AIM OF THE EXERCISE: Among the entries below, find each line with "value" and show it.

◇ ◇ ◇

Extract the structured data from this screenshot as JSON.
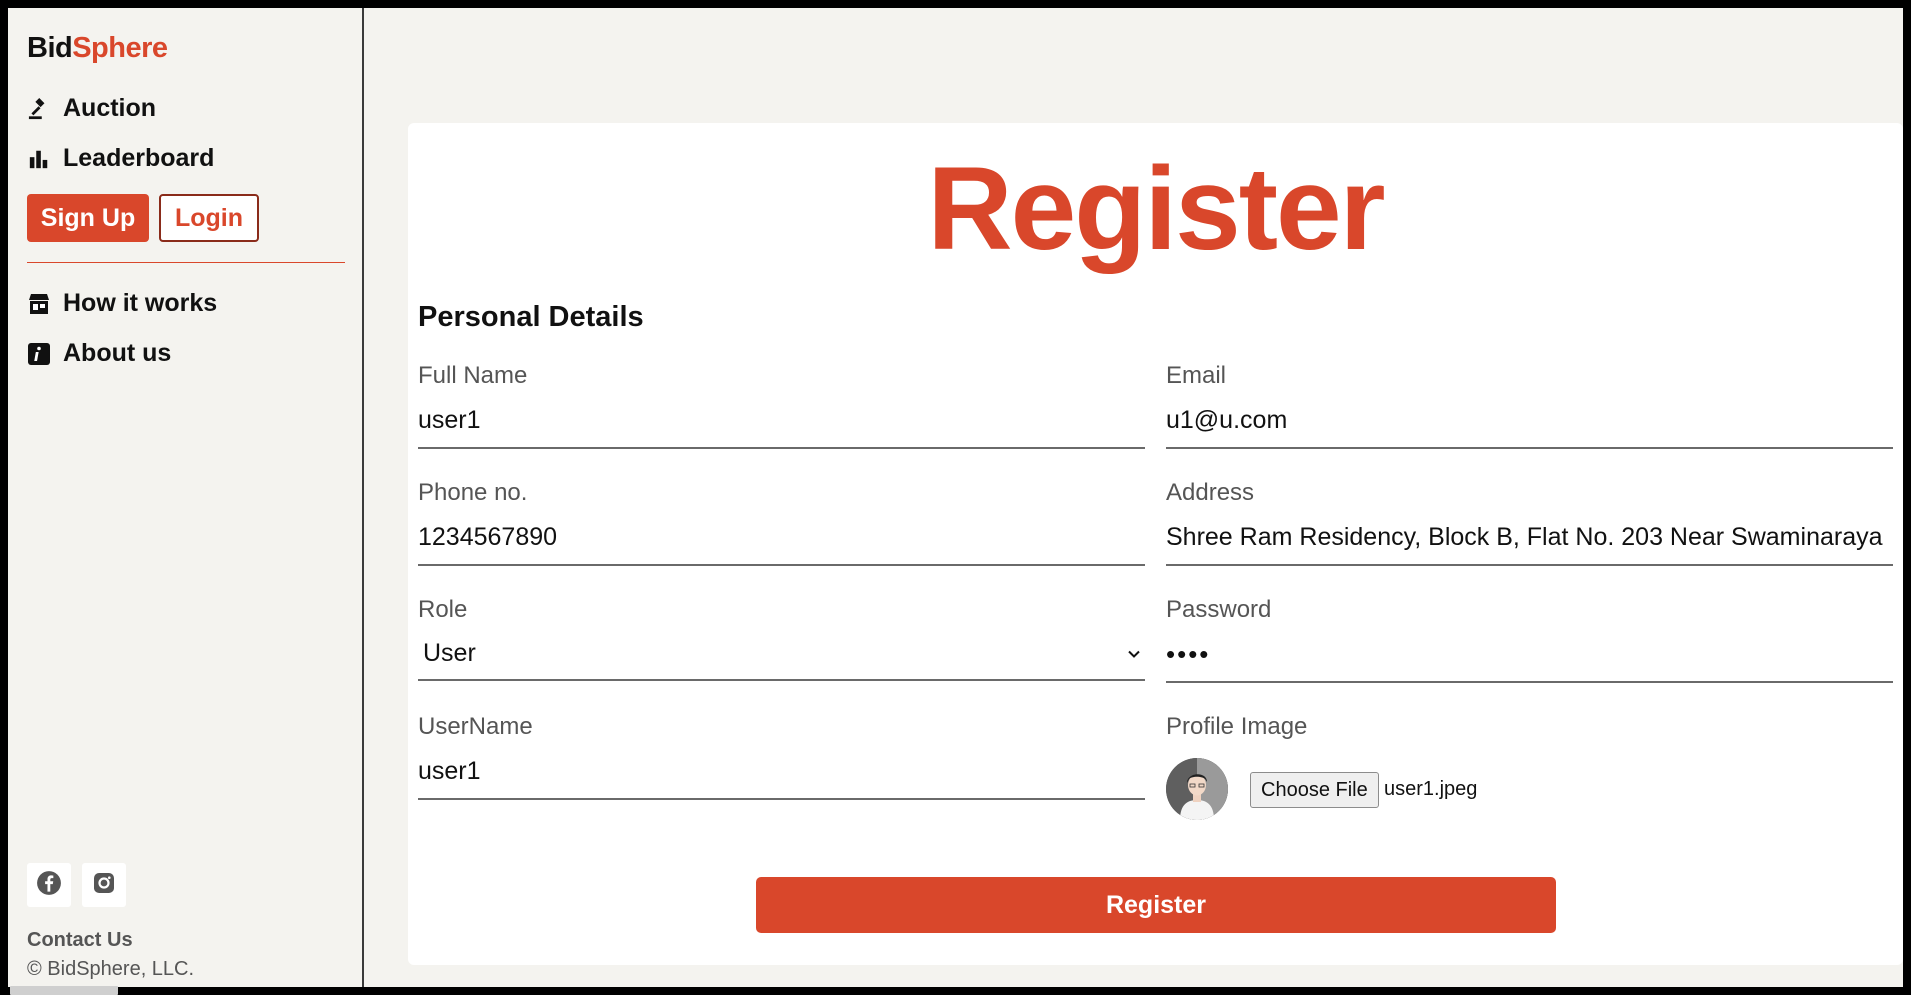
{
  "brand": {
    "prefix": "Bid",
    "accent": "Sphere"
  },
  "nav": {
    "auction": "Auction",
    "leaderboard": "Leaderboard",
    "how_it_works": "How it works",
    "about_us": "About us"
  },
  "auth": {
    "signup": "Sign Up",
    "login": "Login"
  },
  "footer": {
    "contact": "Contact Us",
    "copyright": "© BidSphere, LLC."
  },
  "form": {
    "title": "Register",
    "section": "Personal Details",
    "full_name": {
      "label": "Full Name",
      "value": "user1"
    },
    "email": {
      "label": "Email",
      "value": "u1@u.com"
    },
    "phone": {
      "label": "Phone no.",
      "value": "1234567890"
    },
    "address": {
      "label": "Address",
      "value": "Shree Ram Residency, Block B, Flat No. 203 Near Swaminaraya"
    },
    "role": {
      "label": "Role",
      "value": "User"
    },
    "password": {
      "label": "Password",
      "value": "••••"
    },
    "username": {
      "label": "UserName",
      "value": "user1"
    },
    "profile_image": {
      "label": "Profile Image",
      "button": "Choose File",
      "file": "user1.jpeg"
    },
    "submit": "Register"
  },
  "colors": {
    "accent": "#d9472b",
    "background": "#f4f3ef"
  },
  "icons": {
    "auction": "gavel-icon",
    "leaderboard": "bar-chart-icon",
    "how_it_works": "store-icon",
    "about_us": "info-icon",
    "facebook": "facebook-icon",
    "instagram": "instagram-icon",
    "role_select": "chevron-down-icon"
  }
}
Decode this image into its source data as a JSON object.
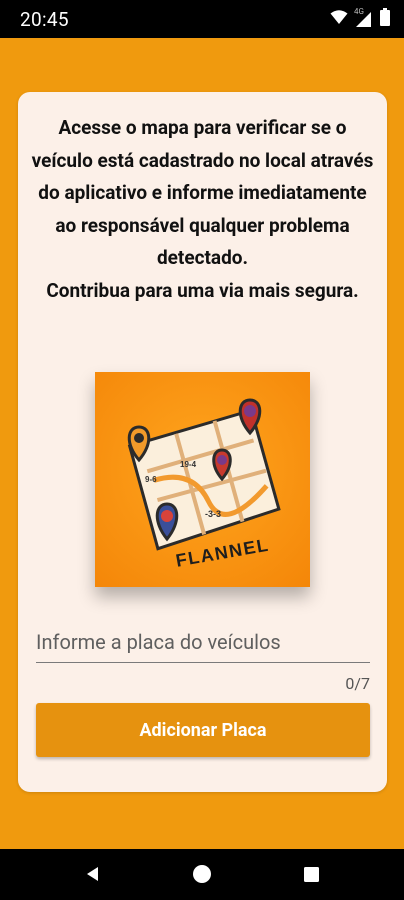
{
  "status_bar": {
    "time": "20:45",
    "network_label": "4G",
    "icons": [
      "wifi-icon",
      "signal-icon",
      "battery-icon"
    ]
  },
  "message": {
    "paragraph_1": "Acesse o mapa para verificar se o veículo está cadastrado no local através do aplicativo e informe imediatamente ao responsável qualquer problema detectado.",
    "paragraph_2": "Contribua para uma via mais segura."
  },
  "logo": {
    "text": "FLANNEL",
    "map_labels": [
      "9-6",
      "19-4",
      "-3-3"
    ]
  },
  "plate_input": {
    "placeholder": "Informe a placa do veículos",
    "value": "",
    "counter": "0/7"
  },
  "add_button": {
    "label": "Adicionar Placa"
  },
  "nav_bar": {
    "buttons": [
      "back-icon",
      "home-icon",
      "recents-icon"
    ]
  },
  "colors": {
    "app_background": "#F09A0E",
    "card_background": "#FCF0E8",
    "button": "#E6920F",
    "system_bars": "#000000"
  }
}
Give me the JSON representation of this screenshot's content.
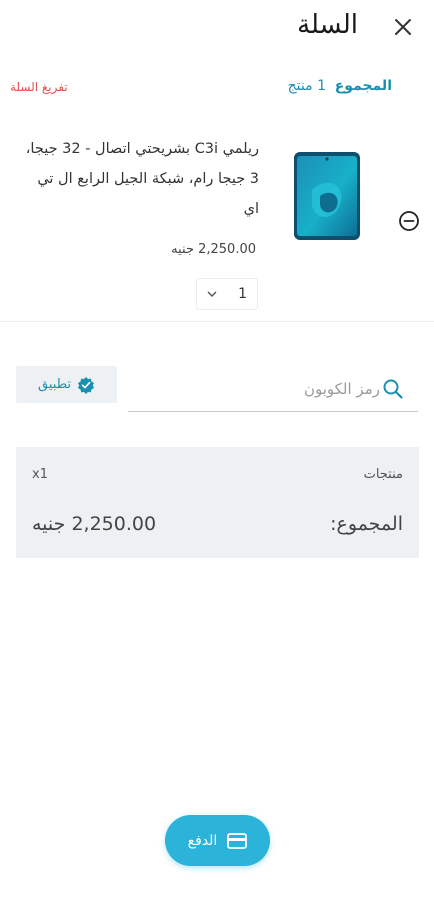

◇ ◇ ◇

ANSWER TO THIS PROBLEM:
      "value": "user1"
      "value": "u1@u.com"
      "value": "1234567890"
      "value": "Shree Ram Residency, Block B, Flat No. 203 Near Swaminaraya"
      "value": "User"
      "value": "••••"
      "value": "user1"
    "value": "",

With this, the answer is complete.